Heading into the peak of hurricane season, the seas around North and Central America are primed to fuel storm development and intensification in the Atlantic and Eastern Pacific. While sea surface temperatures are just one factor influencing the development of hurricanes, they are a fair predictor of the readiness of the ocean to sustain them.
The map above shows sea surface temperatures (SSTs) as measured on August 11, 2021, by a combination of satellite and ocean instruments. Meteorologists generally agree that SSTs above 27.8° Celsius (82° Fahrenheit) intensify and sustain hurricanes, cyclones, and typhoons. Surface waters above that threshold are represented in red on the map. Note the finger of warm water—the Gulf Stream—running parallel to the U.S. East Coast.
The data for the map come from the Multiscale Ultrahigh Resolution sea surface temperature analysis, produced at NASA’s Jet Propulsion Laboratory. It is based on observations from several satellite instruments, including the NASA Advanced Microwave Scanning Radiometer-EOS (AMSRE), the Moderate Resolution Imaging Spectroradiometer (MODIS) on the NASA Aqua and Terra platforms, the U.S. Navy microwave WindSat radiometer, the Advanced Very High Resolution Radiometer (AVHRR) on several NOAA satellites, and from in situ observations from NOAA.
The 2021 hurricane season started quickly. In May, Tropical Storm Andres became the earliest named storm—winds of 39 miles per hour or greater—on record in the Eastern Pacific. To date, eleven tropical storms have developed in the basin, including four hurricanes.
In the Atlantic, five named storms formed between May 19 and July 9, with Hurricane Elsa becoming the earliest fifth named storm on record. After Elsa, the Atlantic remained quiet until Tropical Storm Fred emerged on August 11. The storm lost some strength while passing near Haiti, the Dominican Republic, and Cuba, but it is forecasted to regain tropical storm force before making landfall in Florida over the weekend. Forecasters warned citizens about the potential for heavy rainfall.
In its mid-season update on August 4, scientists from the NOAA Climate Prediction Center
forecasted 15 to 21 named storms in the Atlantic in 2021, including 7 to 10 hurricanes, of which 3 to 5 could become major hurricanes. They noted: “Atlantic sea surface temperatures are not expected to be as warm as they were during the record-breaking 2020 season; however, reduced vertical wind shear and an enhanced west Africa monsoon all contribute to the current conditions that can increase seasonal hurricane activity.”
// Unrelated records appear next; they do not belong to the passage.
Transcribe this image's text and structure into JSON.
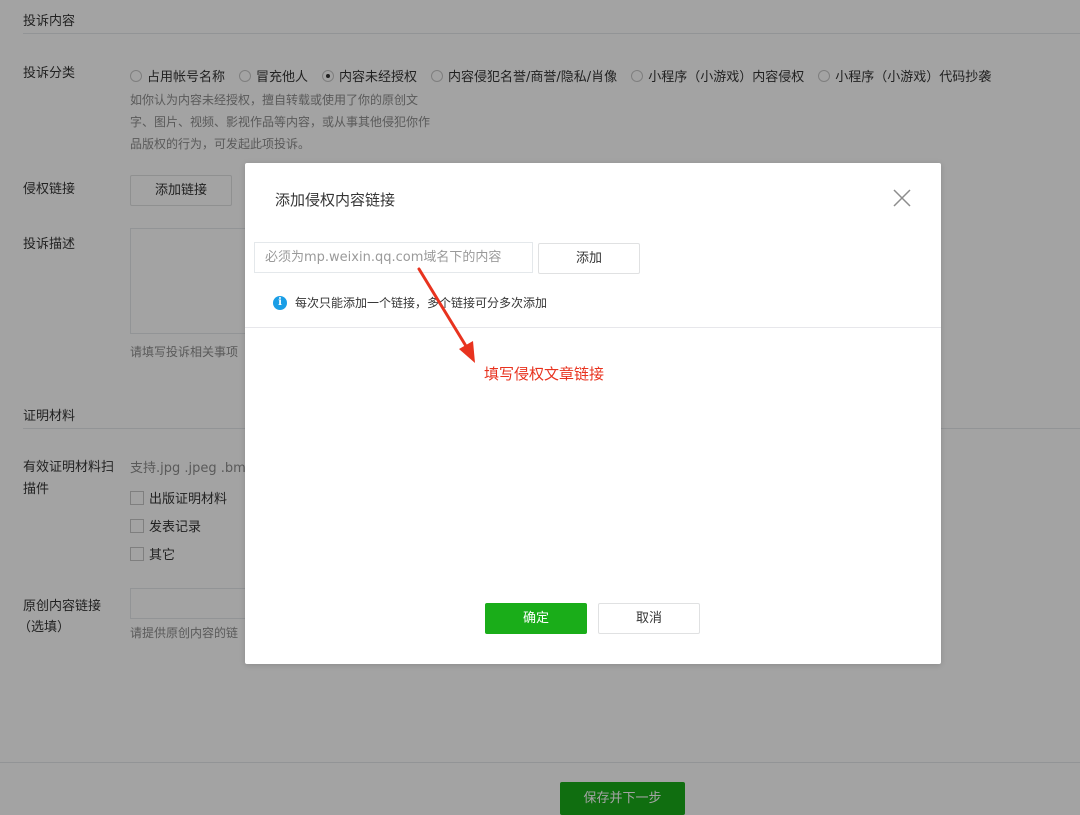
{
  "form": {
    "section_complaint": "投诉内容",
    "category_label": "投诉分类",
    "categories": [
      {
        "label": "占用帐号名称",
        "checked": false
      },
      {
        "label": "冒充他人",
        "checked": false
      },
      {
        "label": "内容未经授权",
        "checked": true
      },
      {
        "label": "内容侵犯名誉/商誉/隐私/肖像",
        "checked": false
      },
      {
        "label": "小程序（小游戏）内容侵权",
        "checked": false
      },
      {
        "label": "小程序（小游戏）代码抄袭",
        "checked": false
      }
    ],
    "category_desc_lines": [
      "如你认为内容未经授权，擅自转载或使用了你的原创文",
      "字、图片、视频、影视作品等内容，或从事其他侵犯你作",
      "品版权的行为，可发起此项投诉。"
    ],
    "infringe_link_label": "侵权链接",
    "add_link_button": "添加链接",
    "description_label": "投诉描述",
    "description_hint": "请填写投诉相关事项",
    "section_evidence": "证明材料",
    "evidence_label_line1": "有效证明材料扫",
    "evidence_label_line2": "描件",
    "evidence_support": "支持.jpg .jpeg .bm",
    "evidence_options": [
      "出版证明材料",
      "发表记录",
      "其它"
    ],
    "original_link_label_line1": "原创内容链接",
    "original_link_label_line2": "（选填）",
    "original_link_hint": "请提供原创内容的链",
    "save_next_button": "保存并下一步"
  },
  "dialog": {
    "title": "添加侵权内容链接",
    "input_placeholder": "必须为mp.weixin.qq.com域名下的内容",
    "add_button": "添加",
    "info_icon_glyph": "i",
    "tip": "每次只能添加一个链接，多个链接可分多次添加",
    "annotation": "填写侵权文章链接",
    "ok_button": "确定",
    "cancel_button": "取消"
  },
  "colors": {
    "primary": "#1aad19",
    "annotation": "#e8331f",
    "info": "#1a9ee6"
  },
  "icons": {
    "close": "close-icon",
    "info": "info-icon",
    "arrow": "arrow-annotation-icon"
  }
}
NOAA and other federal and state agencies lead the forecasting of and response to hurricanes in the United States, with NASA playing a supporting role in developing experimental tools and providing key data to those agencies. NASA also works to streamline the flow of information to international science institutions, governments, and aid groups as they use and customize data products from freely available NASA data. “The NASA Disasters program contributes with high-value or unique products that complement actions of operational agencies and regional governments, support decision-making during crises, and aid in disaster risk reduction,” said Ricardo Quiroga, who coordinates with regional teams in Latin America through his role as co-lead of the AmeriGEO Disasters Working Group.
NASA Earth Observatory image by Lauren Dauphin, using data from the Multiscale Ultrahigh Resolution (MUR) project. Story by Michael Carlowicz.